Bravery at the Battle of Tippecanoe and during the War of 1812 distinguished the military career of Colonel Josiah Snelling, but he is best known for commanding Fort Snelling in the 1820s. It was the first permanent U.S. government outpost in what would become the state of Minnesota.
Josiah Snelling was born in Boston in 1782. His family ran a successful baking business, but he built his career by enlisting in the military and working his way up. He first enlisted in the Massachusetts militia as a sergeant in 1803, and then joined the Fourth Infantry Regiment as a first lieutenant in 1809.
Snelling married Elizabeth Bell on August 29, 1804. She gave birth to William Joseph in December of the same year. Elizabeth died in 1810, at the age of twenty-two.
Snelling continued to rise through the ranks. As a captain, he led a decisive charge that was vital to General William Henry Harrison’s victory at Tippecanoe in 1811. He distinguished himself again during the War of 1812, when he was brevetted major for bravery at the battle of Brownstown. Also during the war, Snelling, then thirty, married fifteen-year-old Abigail Hunt on August 13, 1812, in Detroit.
The Snellings spent the years after the war stationed in Plattsburg, New York. There, Abigail gave birth to Henry Hunt on November 8, 1816. He was the second child of Josiah and Abigail; their first, Mary, had been born in 1813. They had three more children who survived past infancy: James, born in 1822; Marion, born in 1825; and Josiah, born in 1827.
A lieutenant colonel by 1818, Josiah Snelling was promoted to full colonel of the Fifth Infantry Regiment on June 1, 1819. He was ordered to the confluence of the Mississippi and St. Peters (now Minnesota) Rivers to replace Lieutenant Colonel Henry Leavenworth and establish a headquarters for the Fifth Infantry. After a year at the confluence, Leavenworth’s men had established only temporary quarters.
After his arrival in the fall of 1820, Snelling quickly broke ground on the first permanent barracks. With the help of engineer Lieutenant Robert McCabe, Snelling designed a diamond-shaped, limestone fort on the bluff above the rivers. This construction took five years for the enlisted men to complete.
By 1821, the post was given the official name of Fort St. Anthony. General Winfield Scott made an inspection in 1824 and recommended that it be renamed for its commander. In 1825, the name Fort Snelling became official.
Snelling’s command of the fort focused on survival. He could not always count on the long supply lines that supported it. His men spent most of their time farming and cutting timber, and Snelling was criticized by his subordinate officers for the lack of military drilling that took place.
As commandant, Snelling also collaborated with Indian Agent Lawrence Taliaferro to represent the U.S. government in meetings with the Dakota and Ojibwe, largely to settle disputes that could disrupt trade.

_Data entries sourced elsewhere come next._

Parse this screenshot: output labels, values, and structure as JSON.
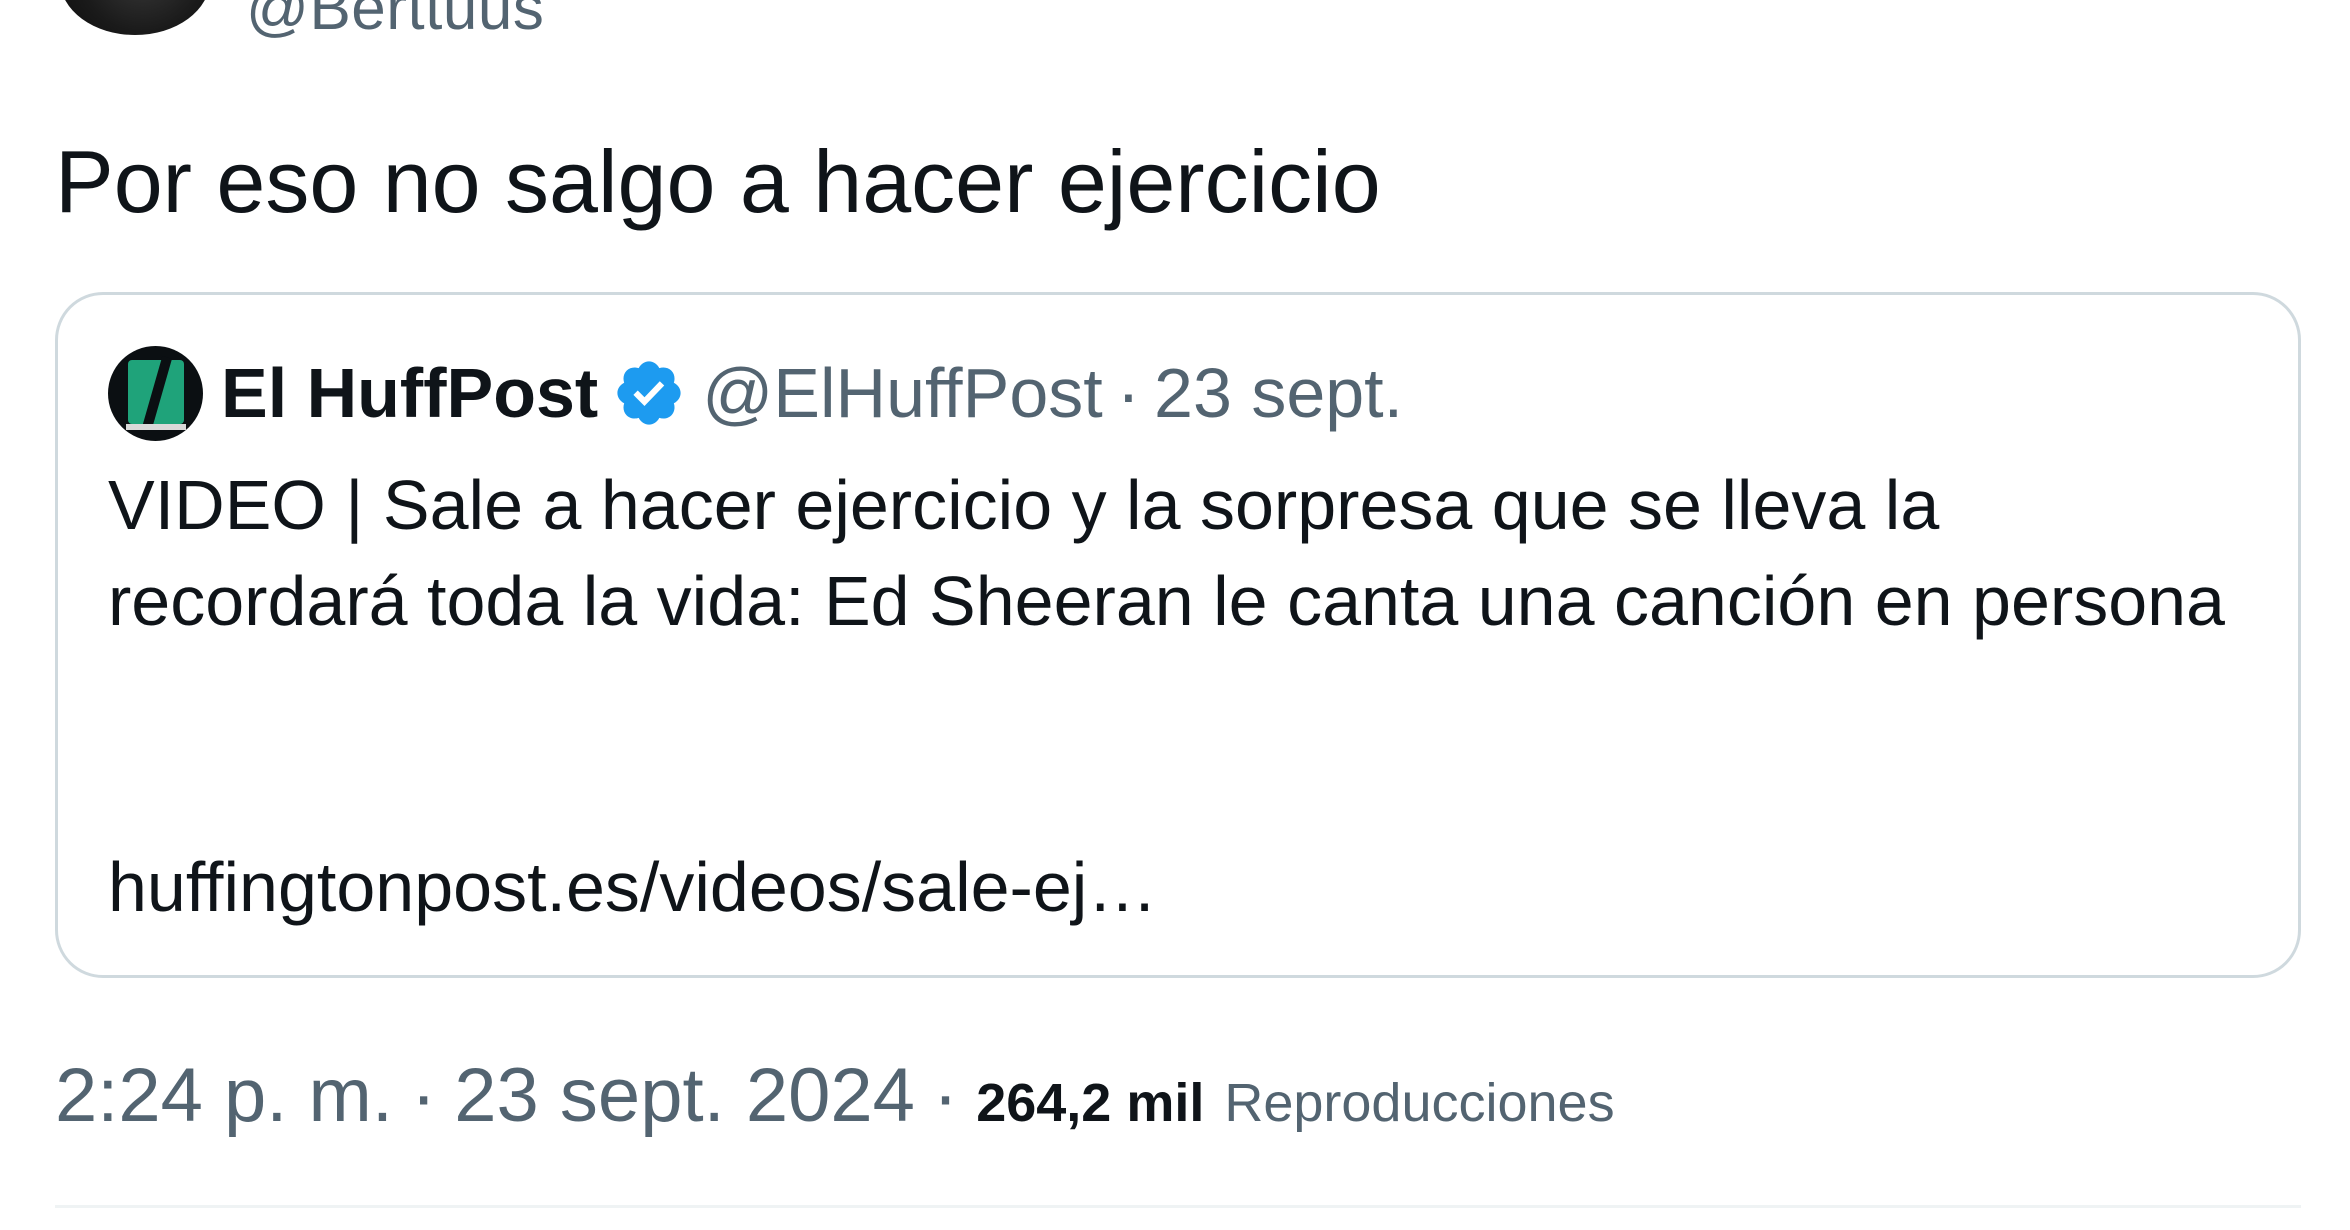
{
  "author": {
    "handle": "@Berttuus"
  },
  "tweet": {
    "text": "Por eso no salgo a hacer ejercicio"
  },
  "quoted_tweet": {
    "name": "El HuffPost",
    "handle": "@ElHuffPost",
    "separator": "·",
    "date": "23 sept.",
    "text": "VIDEO | Sale a hacer ejercicio y la sorpresa que se lleva la recordará toda la vida: Ed Sheeran le canta una canción en persona",
    "link": "huffingtonpost.es/videos/sale-ej…",
    "verified_icon": "verified-badge-icon",
    "verified_color": "#1d9bf0",
    "avatar_accent": "#1fa37a"
  },
  "meta": {
    "time": "2:24 p. m.",
    "separator": "·",
    "date": "23 sept. 2024",
    "views_count": "264,2 mil",
    "views_label": "Reproducciones"
  }
}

Snelling illegally utilized the labor of enslaved people in his household at the fort. He rented the labor of a man named William from Taliaferro, and purchased two women, Mary and Louisa, in 1827.
The colonel was not immune to the tensions that often ran high between officers stationed at the post. Although the articles of war forbade dueling, Snelling made it known that he would accept personal challenges from his subordinates. When Lieutenant David Hunter, who had a history of conflict with William Joseph, challenged him, Snelling had Hunter arrested for conduct unbecoming of an officer. Later, Snelling accepted the quarrelsome Lieutenant Joseph Baxley’s challenge, but Snelling’s heavy drinking prevented them from ever exchanging shots.
Snelling contracted chronic dysentery during the War of 1812, and by 1826, his health was failing. Both his illness and its treatment — typically opium and brandy — may have affected his judgment and command of his subordinates.
Snelling and his family left Fort Snelling in October of 1827, when he was ordered to Jefferson Barracks to testify in Hunter’s court martial. He then went to Washington, D.C., to answer for undocumented expenditures made on the army’s behalf. Snelling faced a possible court martial for embezzlement and for accepting Baxley’s duel challenge. He died in Washington on August 20, 1828, before the accusations against him could be investigated.
For more information on this topic, check out the original entry on MNopedia.